_What you should do_. Which lines below contain "color"? Pull them out.

(Data for processing Opens)

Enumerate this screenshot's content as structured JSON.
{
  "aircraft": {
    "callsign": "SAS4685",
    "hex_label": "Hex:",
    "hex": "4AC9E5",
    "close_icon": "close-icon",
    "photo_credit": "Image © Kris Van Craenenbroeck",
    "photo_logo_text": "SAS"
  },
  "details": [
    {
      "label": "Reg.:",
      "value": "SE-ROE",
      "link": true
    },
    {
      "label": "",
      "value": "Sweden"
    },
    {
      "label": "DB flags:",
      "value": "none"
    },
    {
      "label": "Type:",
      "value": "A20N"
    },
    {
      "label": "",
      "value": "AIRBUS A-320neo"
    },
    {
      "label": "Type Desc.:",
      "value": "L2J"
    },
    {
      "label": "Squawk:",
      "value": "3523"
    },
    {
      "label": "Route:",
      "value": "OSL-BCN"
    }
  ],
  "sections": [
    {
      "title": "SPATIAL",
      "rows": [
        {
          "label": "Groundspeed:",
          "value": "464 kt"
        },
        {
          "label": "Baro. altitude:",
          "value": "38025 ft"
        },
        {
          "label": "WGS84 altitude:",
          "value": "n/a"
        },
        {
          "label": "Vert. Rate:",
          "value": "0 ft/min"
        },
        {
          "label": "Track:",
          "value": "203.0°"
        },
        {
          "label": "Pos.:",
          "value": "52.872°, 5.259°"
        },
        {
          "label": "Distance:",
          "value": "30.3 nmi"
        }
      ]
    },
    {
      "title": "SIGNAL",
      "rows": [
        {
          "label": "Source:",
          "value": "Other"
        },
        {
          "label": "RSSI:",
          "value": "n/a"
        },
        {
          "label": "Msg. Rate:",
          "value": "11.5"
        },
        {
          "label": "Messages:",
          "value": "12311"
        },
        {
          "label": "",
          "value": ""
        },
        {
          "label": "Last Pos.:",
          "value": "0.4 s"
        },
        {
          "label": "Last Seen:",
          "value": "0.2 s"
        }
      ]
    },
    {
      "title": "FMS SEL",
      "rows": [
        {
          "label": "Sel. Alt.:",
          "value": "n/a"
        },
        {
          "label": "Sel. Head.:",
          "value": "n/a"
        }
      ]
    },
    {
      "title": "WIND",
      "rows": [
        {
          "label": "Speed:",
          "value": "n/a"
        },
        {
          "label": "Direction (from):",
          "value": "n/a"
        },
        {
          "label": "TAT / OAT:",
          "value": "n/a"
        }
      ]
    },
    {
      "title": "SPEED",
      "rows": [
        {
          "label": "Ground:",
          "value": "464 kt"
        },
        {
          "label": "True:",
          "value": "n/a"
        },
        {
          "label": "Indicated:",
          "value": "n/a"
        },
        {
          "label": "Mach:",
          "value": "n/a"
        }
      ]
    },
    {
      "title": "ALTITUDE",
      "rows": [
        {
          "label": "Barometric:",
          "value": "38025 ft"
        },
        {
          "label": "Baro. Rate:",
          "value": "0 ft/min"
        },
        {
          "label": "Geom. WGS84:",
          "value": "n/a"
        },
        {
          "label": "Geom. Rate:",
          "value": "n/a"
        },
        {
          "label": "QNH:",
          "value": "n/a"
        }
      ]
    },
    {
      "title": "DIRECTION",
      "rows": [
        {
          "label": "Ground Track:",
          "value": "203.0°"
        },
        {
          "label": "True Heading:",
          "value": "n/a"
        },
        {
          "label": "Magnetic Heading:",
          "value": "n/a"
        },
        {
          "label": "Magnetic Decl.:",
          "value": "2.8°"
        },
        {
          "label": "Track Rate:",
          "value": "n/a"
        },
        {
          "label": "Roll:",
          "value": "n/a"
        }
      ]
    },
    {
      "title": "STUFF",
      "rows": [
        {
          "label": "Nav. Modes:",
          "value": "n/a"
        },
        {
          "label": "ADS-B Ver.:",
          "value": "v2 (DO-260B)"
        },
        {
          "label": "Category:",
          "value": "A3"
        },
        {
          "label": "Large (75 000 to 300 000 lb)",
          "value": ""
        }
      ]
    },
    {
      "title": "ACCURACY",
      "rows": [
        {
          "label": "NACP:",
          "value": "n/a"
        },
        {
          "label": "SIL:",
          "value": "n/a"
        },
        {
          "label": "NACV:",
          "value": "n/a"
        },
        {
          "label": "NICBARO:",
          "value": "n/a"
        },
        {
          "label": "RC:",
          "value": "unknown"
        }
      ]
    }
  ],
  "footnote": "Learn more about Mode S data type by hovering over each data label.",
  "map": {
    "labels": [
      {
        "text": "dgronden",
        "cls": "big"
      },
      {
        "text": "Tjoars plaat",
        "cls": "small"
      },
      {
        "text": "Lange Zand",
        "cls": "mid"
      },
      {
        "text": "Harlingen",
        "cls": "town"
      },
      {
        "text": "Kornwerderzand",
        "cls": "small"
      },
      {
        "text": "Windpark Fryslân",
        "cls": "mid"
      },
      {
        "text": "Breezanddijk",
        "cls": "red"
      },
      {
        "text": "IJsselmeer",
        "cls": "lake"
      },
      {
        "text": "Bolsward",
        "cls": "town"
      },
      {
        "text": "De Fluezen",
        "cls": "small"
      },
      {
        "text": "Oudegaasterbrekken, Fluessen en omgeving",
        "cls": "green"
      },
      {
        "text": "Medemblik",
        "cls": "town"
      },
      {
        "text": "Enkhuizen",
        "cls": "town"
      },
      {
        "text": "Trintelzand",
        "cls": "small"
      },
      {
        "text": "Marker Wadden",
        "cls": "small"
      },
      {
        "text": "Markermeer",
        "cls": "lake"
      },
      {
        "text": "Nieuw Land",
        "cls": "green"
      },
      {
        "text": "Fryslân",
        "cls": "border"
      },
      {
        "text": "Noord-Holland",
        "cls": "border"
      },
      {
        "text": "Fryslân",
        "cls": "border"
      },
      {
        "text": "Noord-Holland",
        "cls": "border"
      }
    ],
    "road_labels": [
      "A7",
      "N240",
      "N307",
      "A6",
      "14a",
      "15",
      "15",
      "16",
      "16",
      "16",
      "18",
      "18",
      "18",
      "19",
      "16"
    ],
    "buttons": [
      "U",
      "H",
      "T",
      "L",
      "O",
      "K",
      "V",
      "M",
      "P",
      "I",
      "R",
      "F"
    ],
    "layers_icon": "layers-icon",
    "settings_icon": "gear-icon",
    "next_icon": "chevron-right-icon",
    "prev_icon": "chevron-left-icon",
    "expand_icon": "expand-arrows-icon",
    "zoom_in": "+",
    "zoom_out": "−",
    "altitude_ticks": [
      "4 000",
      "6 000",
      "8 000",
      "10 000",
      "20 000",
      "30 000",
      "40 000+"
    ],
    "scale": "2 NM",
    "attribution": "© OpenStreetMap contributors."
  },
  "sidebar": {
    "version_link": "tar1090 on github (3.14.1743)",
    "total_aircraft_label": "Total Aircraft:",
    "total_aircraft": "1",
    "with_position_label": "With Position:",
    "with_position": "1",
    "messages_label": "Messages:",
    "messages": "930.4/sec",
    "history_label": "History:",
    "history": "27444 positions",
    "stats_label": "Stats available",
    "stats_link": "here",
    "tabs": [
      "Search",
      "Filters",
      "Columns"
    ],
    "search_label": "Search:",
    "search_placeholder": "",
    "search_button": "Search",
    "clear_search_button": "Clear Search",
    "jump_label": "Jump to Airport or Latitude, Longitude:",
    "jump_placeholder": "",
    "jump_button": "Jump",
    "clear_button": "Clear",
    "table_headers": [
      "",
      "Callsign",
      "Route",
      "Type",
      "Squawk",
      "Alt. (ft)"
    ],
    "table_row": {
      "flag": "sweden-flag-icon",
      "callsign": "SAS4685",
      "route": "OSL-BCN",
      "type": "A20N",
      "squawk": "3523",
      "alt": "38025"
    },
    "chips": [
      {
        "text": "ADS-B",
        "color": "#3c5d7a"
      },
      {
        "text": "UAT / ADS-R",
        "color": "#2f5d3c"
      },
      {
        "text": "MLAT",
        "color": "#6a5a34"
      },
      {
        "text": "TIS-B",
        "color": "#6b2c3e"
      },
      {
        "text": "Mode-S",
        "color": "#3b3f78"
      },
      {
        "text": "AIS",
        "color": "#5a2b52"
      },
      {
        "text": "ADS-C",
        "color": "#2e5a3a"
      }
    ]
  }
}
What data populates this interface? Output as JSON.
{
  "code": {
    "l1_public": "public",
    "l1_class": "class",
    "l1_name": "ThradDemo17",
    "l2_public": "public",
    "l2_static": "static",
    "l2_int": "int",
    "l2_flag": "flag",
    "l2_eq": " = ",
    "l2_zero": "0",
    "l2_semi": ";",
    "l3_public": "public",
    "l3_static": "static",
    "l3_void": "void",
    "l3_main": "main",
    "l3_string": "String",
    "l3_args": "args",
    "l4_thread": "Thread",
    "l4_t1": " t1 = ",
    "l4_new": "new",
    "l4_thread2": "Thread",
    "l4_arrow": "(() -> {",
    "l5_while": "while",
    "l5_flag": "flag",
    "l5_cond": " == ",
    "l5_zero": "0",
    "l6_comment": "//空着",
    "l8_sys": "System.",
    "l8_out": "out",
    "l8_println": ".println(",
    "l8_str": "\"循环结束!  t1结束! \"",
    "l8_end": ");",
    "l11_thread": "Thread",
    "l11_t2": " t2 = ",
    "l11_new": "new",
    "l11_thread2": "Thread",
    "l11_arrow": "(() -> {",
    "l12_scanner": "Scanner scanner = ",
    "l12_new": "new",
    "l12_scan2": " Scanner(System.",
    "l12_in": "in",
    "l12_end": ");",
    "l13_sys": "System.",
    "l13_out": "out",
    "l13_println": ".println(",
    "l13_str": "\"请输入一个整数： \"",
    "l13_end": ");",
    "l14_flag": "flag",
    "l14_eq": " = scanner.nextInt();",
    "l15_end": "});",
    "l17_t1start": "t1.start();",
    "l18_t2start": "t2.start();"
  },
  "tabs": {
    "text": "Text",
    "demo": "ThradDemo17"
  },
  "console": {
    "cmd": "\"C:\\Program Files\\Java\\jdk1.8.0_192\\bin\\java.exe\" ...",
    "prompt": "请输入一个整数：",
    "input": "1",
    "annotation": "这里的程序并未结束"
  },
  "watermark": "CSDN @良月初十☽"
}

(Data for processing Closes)

_Response_.
        "color": "#3c5d7a"
        "color": "#2f5d3c"
        "color": "#6a5a34"
        "color": "#6b2c3e"
        "color": "#3b3f78"
        "color": "#5a2b52"
        "color": "#2e5a3a"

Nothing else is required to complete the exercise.